For the first time, an Airbnb host who exhibited racism on the platform — an all too common occurrence — will be held legally responsible and penalized. Tami Barker, the owner of a home at Big Bear Lake in Southern California who canceled a booking with an Asian-American woman in February on the basis of her race, has been ordered by the state to pay $5,000 in damages, the Guardian reports.

The penalty is a historic one, after the California Department of Fair Employment and Housing (DFEH) reached an agreement with the company to test for racial bias in its users. The tests, in which investigators create fake accounts and request stays, apply to California hosts who have had complaints lodged against them and have at least three postings — about 6,000 hosts per the Guardian.

Bias in the case of Barker was cut-and-dried. The host abruptly canceled a reservation in February that 26-year-old Dyne Suh made for a cabin near Big Bear just minutes before Suh arrived, sending her a message saying "I wouldn’t rent to u if u were the last person on earth," and "One word says it all. Asian." Barker also cited Trump’s presidency as a defense of her discrimination. Suh proceeded to post screenshots of the exchange to Facebook, and was coincidentally put on camera to tell her story by a local TV station who happened to be in the area reporting on a snowstorm that was happening at the time.

After Barker’s cancellation, Suh and several friends were forced to look for another place to stay on a snowy night. The incident went viral in April after Suh's teary video from the news station appeared online. “I’ve been here since I was 3 years old,” Suh said in the video. “America is my home.”

After Suh reported the incident to both Airbnb and DFEH, as The Verge writes, Barker was permanently banned from the platform. The DFEH undertook their own investigation and mediated conversations between Suh and Barker’s lawyer.

Beyond the monetary penalty, Barker will have to take a college-level Asian American studies class, personally apologize to Suh, volunteer with a civil rights organization, attend a “public education event,” and comply with anti-discrimination laws, per the department’s announcement about the agreement. Behind the requirements is an effort to make sure bias is undermined, rather than simply penalized. “The law tends to be backwards-looking, focusing on compensating people for harm,” DFEH’s director Kevin Kish told the Guardian. “We’re interested in remedies that repair harm and transform relationships.”

Barker's lawyer issued a statement to the LA Times saying she was “regretful for her impetuous actions and comments” and “pleased to have resolved her claims with Miss Dyne Suh and the DFEH in a manner that can hopefully bring a positive outcome.”
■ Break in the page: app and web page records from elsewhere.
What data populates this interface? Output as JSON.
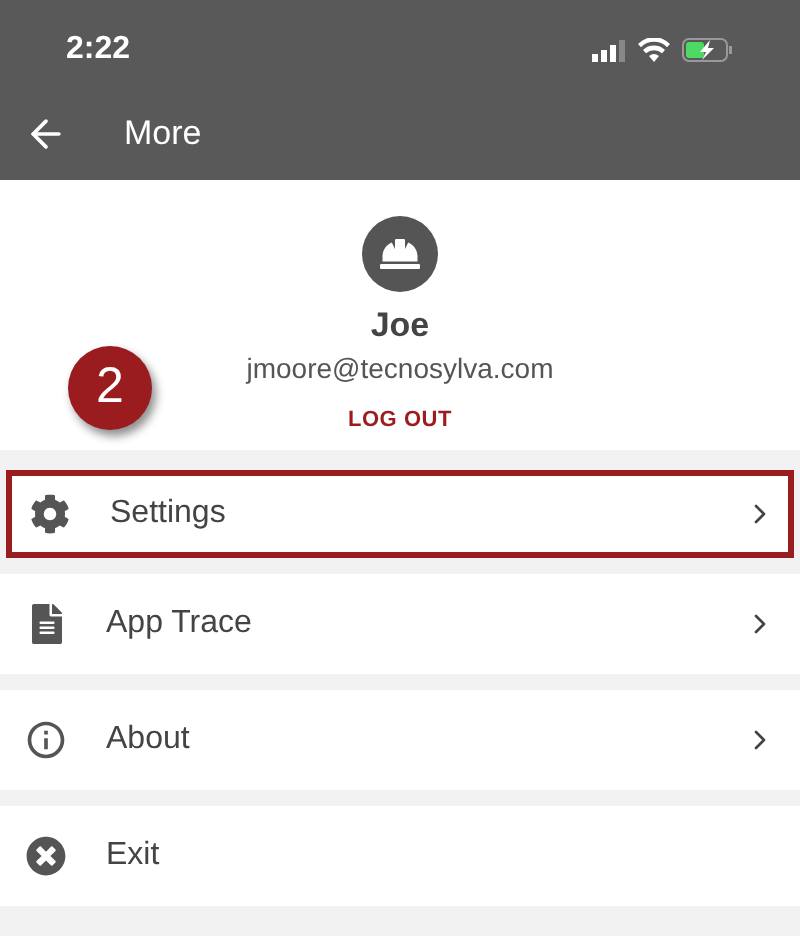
{
  "status_bar": {
    "time": "2:22"
  },
  "header": {
    "title": "More"
  },
  "profile": {
    "name": "Joe",
    "email": "jmoore@tecnosylva.com",
    "logout": "LOG OUT"
  },
  "callout": {
    "label": "2"
  },
  "menu": [
    {
      "label": "Settings",
      "kind": "settings",
      "chevron": true,
      "highlighted": true
    },
    {
      "label": "App Trace",
      "kind": "document",
      "chevron": true,
      "highlighted": false
    },
    {
      "label": "About",
      "kind": "info",
      "chevron": true,
      "highlighted": false
    },
    {
      "label": "Exit",
      "kind": "exit",
      "chevron": false,
      "highlighted": false
    }
  ]
}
Similar penalties may come in the future from DFEH, based on discrimination in Airbnb hosting made notorious with the hashtag #AirbnbWhileBlack. The Guardian reports that the agreement between Airbnb came after a ten-month investigation from DFEH concerning complaints that Airbnb hosts exhibited bias.

Research from Harvard Business School in 2015 found that Airbnb users with names that sound “distinctively African-American” were 16 percent more likely to be rejected for a listing than those with white-sounding names. Airbnb has condemned the discrimination exhibited by some of its hosts, but the platform also exists in a hazy legal area, as Fortune explains, where hosts may not be subject to the same anti-discrimination laws as local businesses — though this case in California may be a turning point. Recently, the company has made some changes, recommended after an investigation by former attorney general Eric Holder, such as shrinking the size of profile pictures and releasing a nondiscrimination policy in an effort to undercut bias.

Previously: Woman Refused Access To Airbnb House At California Ski Resort Because She Is Asian